## RECORD EXCERPTS
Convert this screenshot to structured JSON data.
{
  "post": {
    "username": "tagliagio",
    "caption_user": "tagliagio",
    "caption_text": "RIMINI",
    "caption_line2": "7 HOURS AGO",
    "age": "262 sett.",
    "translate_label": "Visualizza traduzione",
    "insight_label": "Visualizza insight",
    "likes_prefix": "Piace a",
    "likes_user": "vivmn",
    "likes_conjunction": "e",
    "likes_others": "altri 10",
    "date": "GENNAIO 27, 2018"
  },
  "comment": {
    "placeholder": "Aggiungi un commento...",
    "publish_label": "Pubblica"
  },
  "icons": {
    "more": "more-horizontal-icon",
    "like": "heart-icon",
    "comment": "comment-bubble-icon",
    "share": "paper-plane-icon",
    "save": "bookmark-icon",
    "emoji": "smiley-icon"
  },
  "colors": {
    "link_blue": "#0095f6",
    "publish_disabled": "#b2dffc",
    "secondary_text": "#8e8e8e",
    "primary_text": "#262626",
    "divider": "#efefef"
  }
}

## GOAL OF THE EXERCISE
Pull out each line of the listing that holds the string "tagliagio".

## RESPONSE TO THE TASK
    "username": "tagliagio",
    "caption_user": "tagliagio",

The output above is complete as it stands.